Giulia Tomasello (Italy/UK)

About the artst

Female Designer specialised in wearable technology, biotechnology and material finishes.

Giulia Tomasello is an Interaction Designer and Researcher based in Nottingham, with a background in product-social design and a Master in material innovation. These past years she has been investigating the potential of biotechnology and living materials, proposing a biological and sustainable alternative for electronic textiles. She considers herself a maker and explorer, using materiality to question and communicate the boundaries between technology and our bodies.

As a designer, she aims to raise awareness, to expose assumptions, provoke actions and to spark critical debates. By researching and developing smart materials, and wearable computing propositions, Giulia questions our notions of wellbeing by developing innovative tools in the intersection of medical and social sciences. These intersections are enabled by her multidisciplinary collaborations and the symbiosis between her creative and scientific work, generating knowledge exchange and social integrations in healthcare.

By designing alternative scenarios and acting as creative thinker, Giulia uses material research as a personal drive, to develop experimental work and expose challenges as a driving force for modern societies.

Currently Reserach Assistant in Interactive Wearables at the Nottingham Trent University, where she is researching and developing an innovative centre based on textiles and interactive wearables.

Guest Lecturer at the Nottingham Trent University, where she is running a series of workshops designed to learn basics of Arduino coding, soft wearables and electronic textiles prototyping, and the exploration of biological textiles.
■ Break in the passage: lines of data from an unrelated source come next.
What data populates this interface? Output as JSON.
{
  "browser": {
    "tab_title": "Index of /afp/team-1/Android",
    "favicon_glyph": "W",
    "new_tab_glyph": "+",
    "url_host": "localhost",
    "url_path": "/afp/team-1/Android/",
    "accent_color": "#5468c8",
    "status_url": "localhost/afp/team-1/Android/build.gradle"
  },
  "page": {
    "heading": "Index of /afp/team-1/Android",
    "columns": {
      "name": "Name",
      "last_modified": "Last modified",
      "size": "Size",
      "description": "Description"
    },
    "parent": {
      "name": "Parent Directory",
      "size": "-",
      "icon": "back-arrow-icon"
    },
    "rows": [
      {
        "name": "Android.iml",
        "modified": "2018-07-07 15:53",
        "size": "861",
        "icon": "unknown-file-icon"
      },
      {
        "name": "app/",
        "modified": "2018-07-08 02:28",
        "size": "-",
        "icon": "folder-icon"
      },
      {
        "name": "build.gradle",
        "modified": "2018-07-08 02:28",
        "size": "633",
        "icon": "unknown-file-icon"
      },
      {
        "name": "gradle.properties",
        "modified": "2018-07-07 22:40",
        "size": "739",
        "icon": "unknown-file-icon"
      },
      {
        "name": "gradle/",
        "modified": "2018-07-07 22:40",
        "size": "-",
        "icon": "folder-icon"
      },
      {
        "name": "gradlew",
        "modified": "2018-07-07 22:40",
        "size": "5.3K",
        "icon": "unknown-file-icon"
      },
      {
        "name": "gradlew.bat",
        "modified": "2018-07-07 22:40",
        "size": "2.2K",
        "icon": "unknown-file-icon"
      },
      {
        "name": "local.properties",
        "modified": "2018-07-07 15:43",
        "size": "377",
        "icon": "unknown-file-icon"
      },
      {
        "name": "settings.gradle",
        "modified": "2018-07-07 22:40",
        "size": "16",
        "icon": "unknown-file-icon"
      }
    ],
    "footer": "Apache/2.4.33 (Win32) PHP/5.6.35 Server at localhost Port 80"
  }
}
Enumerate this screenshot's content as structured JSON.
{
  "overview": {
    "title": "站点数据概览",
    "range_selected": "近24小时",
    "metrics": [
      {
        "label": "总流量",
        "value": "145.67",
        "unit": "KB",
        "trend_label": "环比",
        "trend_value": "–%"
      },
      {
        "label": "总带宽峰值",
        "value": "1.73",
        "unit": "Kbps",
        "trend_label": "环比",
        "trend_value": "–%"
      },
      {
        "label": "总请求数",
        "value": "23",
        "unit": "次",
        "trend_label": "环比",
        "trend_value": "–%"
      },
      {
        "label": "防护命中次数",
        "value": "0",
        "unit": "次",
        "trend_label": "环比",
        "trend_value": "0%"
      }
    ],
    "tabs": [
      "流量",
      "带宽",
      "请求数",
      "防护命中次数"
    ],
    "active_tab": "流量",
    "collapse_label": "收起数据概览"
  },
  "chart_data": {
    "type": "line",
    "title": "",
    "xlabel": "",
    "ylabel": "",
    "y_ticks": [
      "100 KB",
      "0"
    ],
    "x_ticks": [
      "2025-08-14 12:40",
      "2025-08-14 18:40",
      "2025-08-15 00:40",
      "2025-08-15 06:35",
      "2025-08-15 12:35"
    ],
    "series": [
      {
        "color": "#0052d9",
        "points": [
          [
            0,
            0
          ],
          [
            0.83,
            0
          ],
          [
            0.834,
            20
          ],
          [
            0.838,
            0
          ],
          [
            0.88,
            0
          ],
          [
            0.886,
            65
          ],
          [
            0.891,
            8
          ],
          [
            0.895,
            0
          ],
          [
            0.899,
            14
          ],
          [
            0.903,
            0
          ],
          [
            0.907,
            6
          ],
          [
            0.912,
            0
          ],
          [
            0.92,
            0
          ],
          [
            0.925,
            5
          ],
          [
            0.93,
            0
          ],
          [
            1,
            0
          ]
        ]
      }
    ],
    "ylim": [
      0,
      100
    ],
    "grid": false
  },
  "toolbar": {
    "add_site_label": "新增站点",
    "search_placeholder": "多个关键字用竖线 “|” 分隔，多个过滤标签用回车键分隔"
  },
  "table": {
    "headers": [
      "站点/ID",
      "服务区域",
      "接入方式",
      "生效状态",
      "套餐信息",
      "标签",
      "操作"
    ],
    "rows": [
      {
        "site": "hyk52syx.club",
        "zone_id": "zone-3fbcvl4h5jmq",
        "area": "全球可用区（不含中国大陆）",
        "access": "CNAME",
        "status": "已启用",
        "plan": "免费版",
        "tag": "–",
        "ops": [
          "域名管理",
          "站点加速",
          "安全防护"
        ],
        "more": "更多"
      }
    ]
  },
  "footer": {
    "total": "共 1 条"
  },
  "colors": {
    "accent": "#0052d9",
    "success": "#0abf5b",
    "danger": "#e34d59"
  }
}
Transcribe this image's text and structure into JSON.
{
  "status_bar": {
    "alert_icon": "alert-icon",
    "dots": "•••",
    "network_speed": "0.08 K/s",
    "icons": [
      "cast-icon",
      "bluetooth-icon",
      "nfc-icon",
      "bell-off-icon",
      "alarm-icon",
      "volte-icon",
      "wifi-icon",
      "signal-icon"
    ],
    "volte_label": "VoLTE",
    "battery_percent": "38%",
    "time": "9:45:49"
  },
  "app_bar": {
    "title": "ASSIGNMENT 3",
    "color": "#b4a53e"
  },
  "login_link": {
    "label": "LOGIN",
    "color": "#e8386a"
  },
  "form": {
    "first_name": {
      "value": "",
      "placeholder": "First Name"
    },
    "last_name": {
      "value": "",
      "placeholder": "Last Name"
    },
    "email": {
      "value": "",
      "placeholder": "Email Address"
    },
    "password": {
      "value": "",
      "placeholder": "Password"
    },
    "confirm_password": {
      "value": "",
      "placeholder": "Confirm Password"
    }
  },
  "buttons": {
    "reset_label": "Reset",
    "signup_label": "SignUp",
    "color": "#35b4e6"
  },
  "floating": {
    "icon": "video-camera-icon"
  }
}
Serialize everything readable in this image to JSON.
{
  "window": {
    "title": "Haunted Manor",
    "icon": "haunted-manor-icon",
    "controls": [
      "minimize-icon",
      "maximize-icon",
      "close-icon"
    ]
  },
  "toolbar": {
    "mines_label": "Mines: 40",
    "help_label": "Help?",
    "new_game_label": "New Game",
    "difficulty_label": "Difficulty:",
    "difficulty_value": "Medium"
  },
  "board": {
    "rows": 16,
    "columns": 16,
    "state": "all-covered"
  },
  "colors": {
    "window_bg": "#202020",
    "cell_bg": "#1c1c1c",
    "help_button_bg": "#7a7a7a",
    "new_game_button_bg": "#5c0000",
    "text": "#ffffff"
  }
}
Look Codedbodies.

Exhibited works

Bio Conductive Skin

Technology is getting closer and closer to our skin.’ Bio Conductive Skin is a speculative design project where biotechnology and textiles are fusing together to create innovative materials. The project was developed at the beginning of my second year MA at Central Saint Martins, London.

“Bio Conductive Skin” was the initial proposal for my thesis project, at the MA Material Futures course. The concept development and experimentations lasted for only 6 months, where the lack of research, time and expert mentorship, helped to the failure of the project.